We all know that car parking has an essential role to play in supporting viable communities, including high streets and tourist destinations, and I do not deny that I am personally very attached to the fact that we see footfall increase where parking charges are reduced and access to parking is easier. Local authorities should look carefully at that, and my experience is that the best way to bring more footfall to the high street is to reduce parking charges or, even better, introduce free parking. I am delighted that my Conservative-led council has recently done that in Great Yarmouth.

People are increasingly looking for more diverse “experiential” offers from their town centres that focus on a range of things like leisure, commerce and services. We no longer just go to our high street to shop; we go there to spend time and we may do some shopping while there. We have to allow the flexibility for high streets to change.

My hon. Friend is right to talk about housing, and I was delighted recently to visit at her invitation to look at what more we can do to make sure we are providing housing in her area and how this benefits our town centres. By increasing housing provision in our town centres, we achieve two very positive things that work at two different levels. Having more homes in town centres leads to increased footfall for town-centre businesses. At a secondary level, this is important because people want to be around town centres; they are generally good transport hubs and they provide good access to services and retail. Town centres are a good place to live, and it is good for the businesses to have people living there.

The starter homes land fund, launched in March, has highlighted the potential for housing-led transformation in town centres, and I encourage local authorities to bid for that fund and to bring more housing, particularly starter homes, into their communities and around our town centres.

I am keen to see new public and private sector partnerships developing, which will foster more local growth. Local authorities can use this as an opportunity to reconfigure the way they deliver public services and use their land and buildings in those areas. My departmental colleagues and I will be leading work to help deliver these new residential opportunities in the coming months, but I would like my hon. Friend and other Members here today to consider how housing can support our towns and high streets in our constituencies across the country.

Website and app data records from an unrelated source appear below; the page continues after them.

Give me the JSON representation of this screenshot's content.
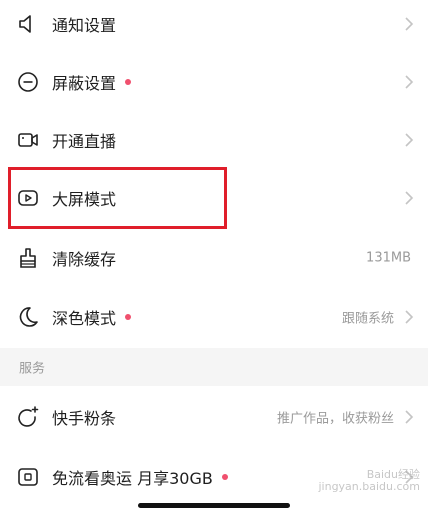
{
  "items": [
    {
      "label": "通知设置",
      "icon": "speaker-icon"
    },
    {
      "label": "屏蔽设置",
      "icon": "block-icon",
      "dot": true
    },
    {
      "label": "开通直播",
      "icon": "video-camera-icon"
    },
    {
      "label": "大屏模式",
      "icon": "play-screen-icon"
    },
    {
      "label": "清除缓存",
      "icon": "broom-icon",
      "value": "131MB"
    },
    {
      "label": "深色模式",
      "icon": "moon-icon",
      "dot": true,
      "value": "跟随系统"
    },
    {
      "label": "快手粉条",
      "icon": "sparkle-icon",
      "value": "推广作品，收获粉丝"
    },
    {
      "label": "免流看奥运 月享30GB",
      "icon": "sim-card-icon",
      "dot": true
    }
  ],
  "section_title": "服务",
  "watermark": "Baidu经验\njingyan.baidu.com",
  "colors": {
    "accent": "#e01e2a",
    "dot": "#f0506e",
    "text": "#1f1f1f",
    "muted": "#9a9a9a"
  }
}
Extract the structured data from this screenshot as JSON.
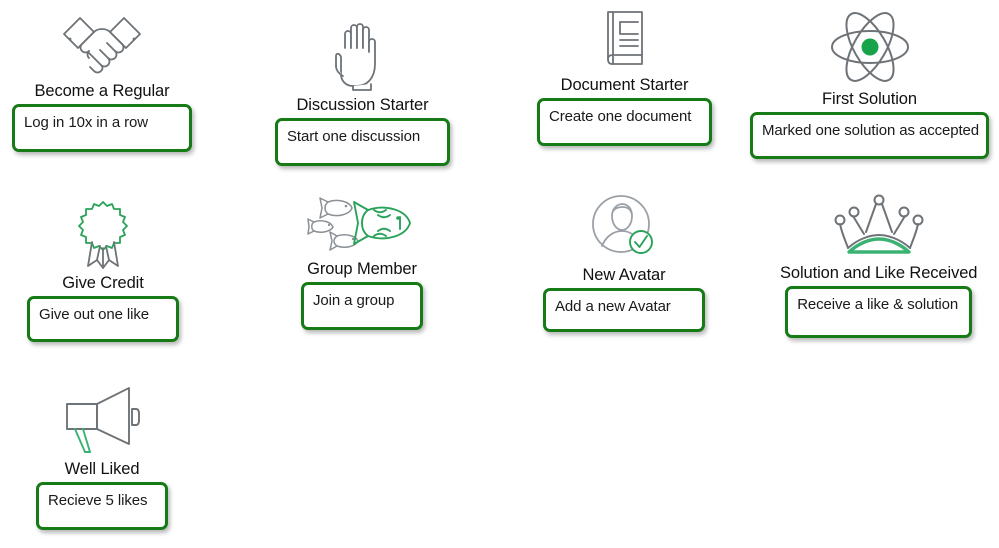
{
  "page": {
    "background": "#ffffff",
    "accent_green": "#167A16",
    "icon_stroke": "#6e7378",
    "icon_accent_green": "#21a05a"
  },
  "badges": [
    {
      "icon": "handshake-icon",
      "title": "Become a Regular",
      "description": "Log in 10x in a row"
    },
    {
      "icon": "raised-hand-icon",
      "title": "Discussion Starter",
      "description": "Start one discussion"
    },
    {
      "icon": "document-book-icon",
      "title": "Document Starter",
      "description": "Create one document"
    },
    {
      "icon": "atom-icon",
      "title": "First Solution",
      "description": "Marked one solution as accepted"
    },
    {
      "icon": "award-ribbon-icon",
      "title": "Give Credit",
      "description": "Give out one like"
    },
    {
      "icon": "fish-school-icon",
      "title": "Group Member",
      "description": "Join a group"
    },
    {
      "icon": "avatar-check-icon",
      "title": "New Avatar",
      "description": "Add a new Avatar"
    },
    {
      "icon": "crown-icon",
      "title": "Solution and Like Received",
      "description": "Receive a like & solution"
    },
    {
      "icon": "megaphone-icon",
      "title": "Well Liked",
      "description": "Recieve 5 likes"
    }
  ]
}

In closing I want to touch on the great British high street awards. I am keen to continue celebrating the passion, commitment and civic pride found in high streets and town centres up and down the country. The 2015 awards were a great success, and the 2016 awards are a great opportunity for people to recognise and celebrate the great work being done in their local communities. I encourage people to develop opportunities and put forward entries, and I look forward to seeing entries coming in from right across Wiltshire.

We are committed to helping our high streets adapt to changing times, but we must be clear: there is no one-size-fits-all solution. That is why we cannot have a top-down approach; we have to make sure we give the tools and powers to every area to do what is right for them. Every town is different; from market towns to ribbon towns, we must make sure we address the local needs of each particular area, enabling them to decide for themselves what is best for their high streets and town centres.

But everybody must play their part, with local economic partnerships, councils, businesses, communities, business improvement districts, Ministers and local MPs working together to develop the vision and solutions for their areas. Through the great British high street awards, we have seen wonderful examples of this already over the last couple of years, and we all need to work together to tackle more challenges, which will be beneficial for those awards and for our high streets in the years ahead. We are committed to doing just that, and I thank my hon. Friend for raising this topic today.

Question put and agreed to.

House adjourned.